George advises that he has a few more up his sleeve. I'll also offer up one or two but it's harder than you think. If anyone else wants to join the party you are more than welcome - one song from the first album and two from the second.


  1. The Manics second album - Gold Against The Soul - is better than the sprawling hype-inflected double debut.
    Gold Against The Soul may not be a belter in itself, but I prefere it to the debut.
    Interestingly, "Third Album Recovery" is a thing - see The Jam, The Clash, Iron Maiden, Bruce Springsteen, Rod Stewart etc - by the third album they were at the top of their game.
    But I don't believe this applies to The Manics - for all it's love, I just don't see the greatness in The Holy Bible

  2. I can't really comment RD as I came to the Manics much later than that
    Third Album Recovery - another potential series there! I maybe would add Billy Bragg to that list

  3. I'm with Charity here, I've never heard those Manic albums, and I have six of their albums.

  4. It's good to have you back, George. Although I hadn't really noticed you'd gone away. Only really know the Selecter from their singles so I'll take your word on that.

    Agree about the Manics though and I never saw the appeal of The Holy Bible either. It's probably my least favourite Manics album. Ritchie's 6th Form Poetry Project,

    I'll throw Warren Zevon into the ring though. His first album from the late 60s wasn't the best, to the point that it's almost been airbrushed out of history and people think his eponymous album is actually his debut. There's another one in the tip of my tongue but... I'll have to get back to you.

  5. Billy Joel ! There you go. That'll cement my cred. His debut album Cold Spring Harbour had some great songs on it but it was mastered at the wrong speed by the record company and only given a proper, remastered release many years later.

    I can hear you laughing, you know.

    1. Feel free to submit a post Rol
      There will be worse than Billy Joel in this series - trust me!

    2. I too look forward to reading any justification that Billy Joel has made anything decent! Bring it on.

  6. I never think of Gang Of Four's sophomore album Solid Gold was a dud! It has my favorite Go4 song on it What We All Want.
    Favorite 2nd album of all time - Heaven Up Here by Echo And The Bunnymen.

    1. I think of Solid Gold as a disappointment. It does get played very very occasionally.

  7. Hi George.

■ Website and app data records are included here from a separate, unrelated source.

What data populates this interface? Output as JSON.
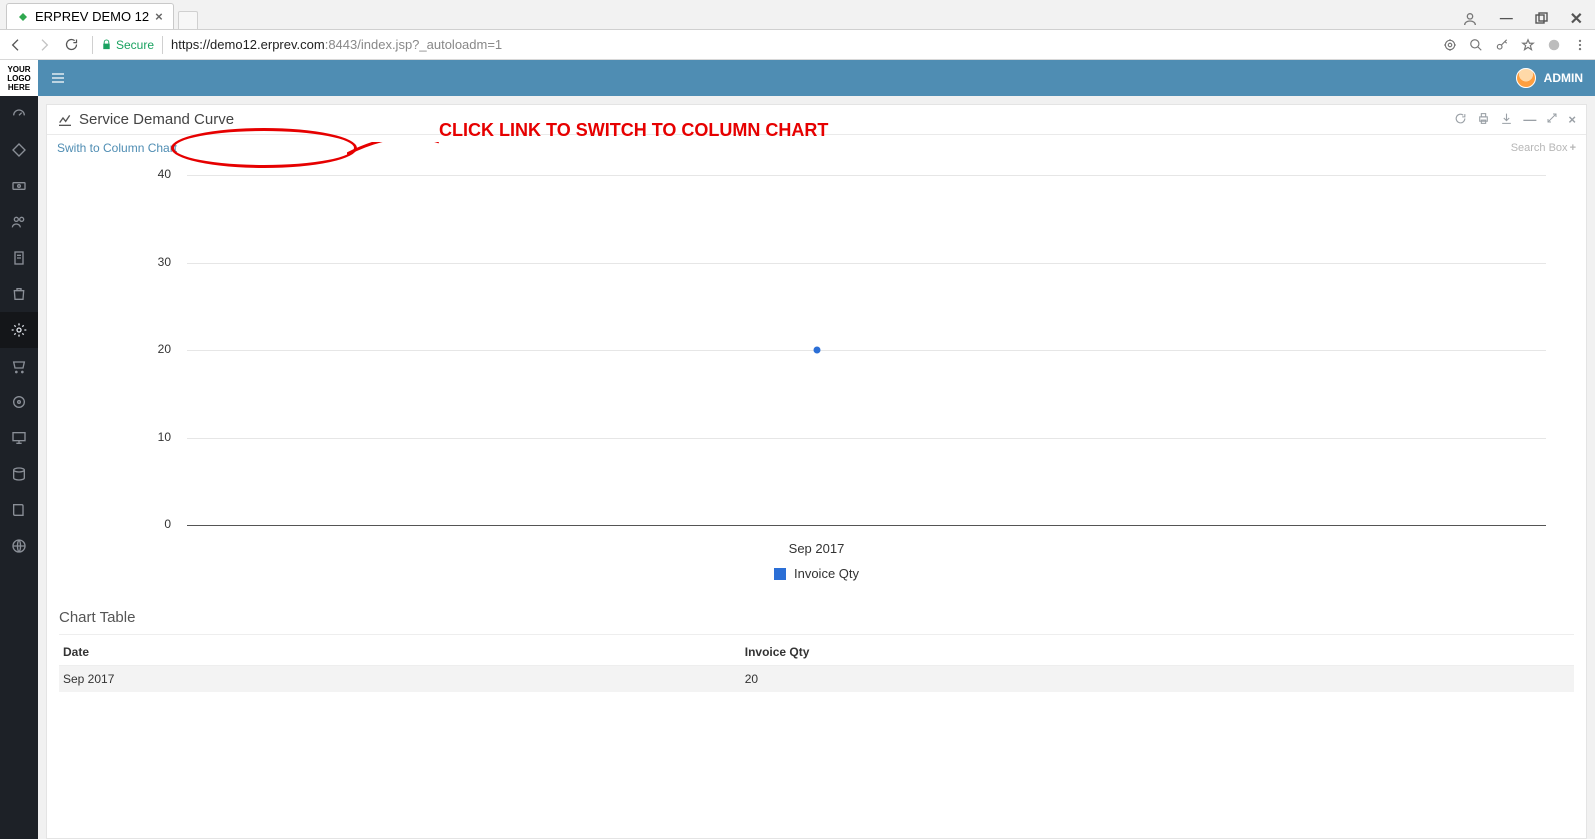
{
  "browser": {
    "tab_title": "ERPREV DEMO 12",
    "secure_label": "Secure",
    "url_host": "https://demo12.erprev.com",
    "url_port": ":8443",
    "url_path": "/index.jsp?_autoloadm=1"
  },
  "header": {
    "logo_text": "YOUR\nLOGO\nHERE",
    "user_label": "ADMIN"
  },
  "panel": {
    "title": "Service Demand Curve",
    "switch_link": "Swith to Column Chart",
    "search_box_label": "Search Box"
  },
  "annotation": {
    "text": "CLICK LINK TO SWITCH TO COLUMN CHART"
  },
  "chart_data": {
    "type": "line",
    "title": "",
    "xlabel": "",
    "ylabel": "",
    "ylim": [
      0,
      40
    ],
    "yticks": [
      0,
      10,
      20,
      30,
      40
    ],
    "categories": [
      "Sep 2017"
    ],
    "series": [
      {
        "name": "Invoice Qty",
        "values": [
          20
        ]
      }
    ]
  },
  "chart_table": {
    "title": "Chart Table",
    "headers": [
      "Date",
      "Invoice Qty"
    ],
    "rows": [
      [
        "Sep 2017",
        "20"
      ]
    ]
  }
}
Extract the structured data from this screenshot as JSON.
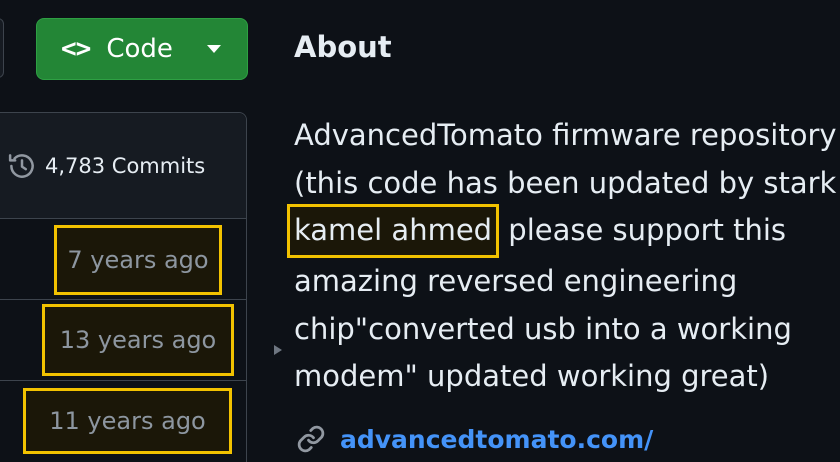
{
  "toolbar": {
    "code_button": {
      "icon": "code-icon",
      "icon_glyph": "<>",
      "label": "Code",
      "caret": "chevron-down-icon",
      "color": "#238636"
    }
  },
  "commits": {
    "icon": "history-icon",
    "count_label": "4,783 Commits"
  },
  "file_rows": [
    {
      "age": "7 years ago"
    },
    {
      "age": "13 years ago"
    },
    {
      "age": "11 years ago"
    }
  ],
  "about": {
    "title": "About",
    "description_lines": [
      "AdvancedTomato firmware repository",
      "(this code has been updated by stark",
      "",
      "amazing reversed engineering",
      "chip\"converted usb into a working",
      "modem\" updated working great)"
    ],
    "highlighted_name": "kamel ahmed",
    "line3_rest": "please support this",
    "website": {
      "icon": "link-icon",
      "text": "advancedtomato.com/",
      "color": "#4493f8"
    }
  },
  "highlight_color": "#f2c200"
}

Too Much Pressure is the better of the two album covers, however. One of my all-time favorites. Talking Heads bettered a very good '77 with More Song About Buildings and Food.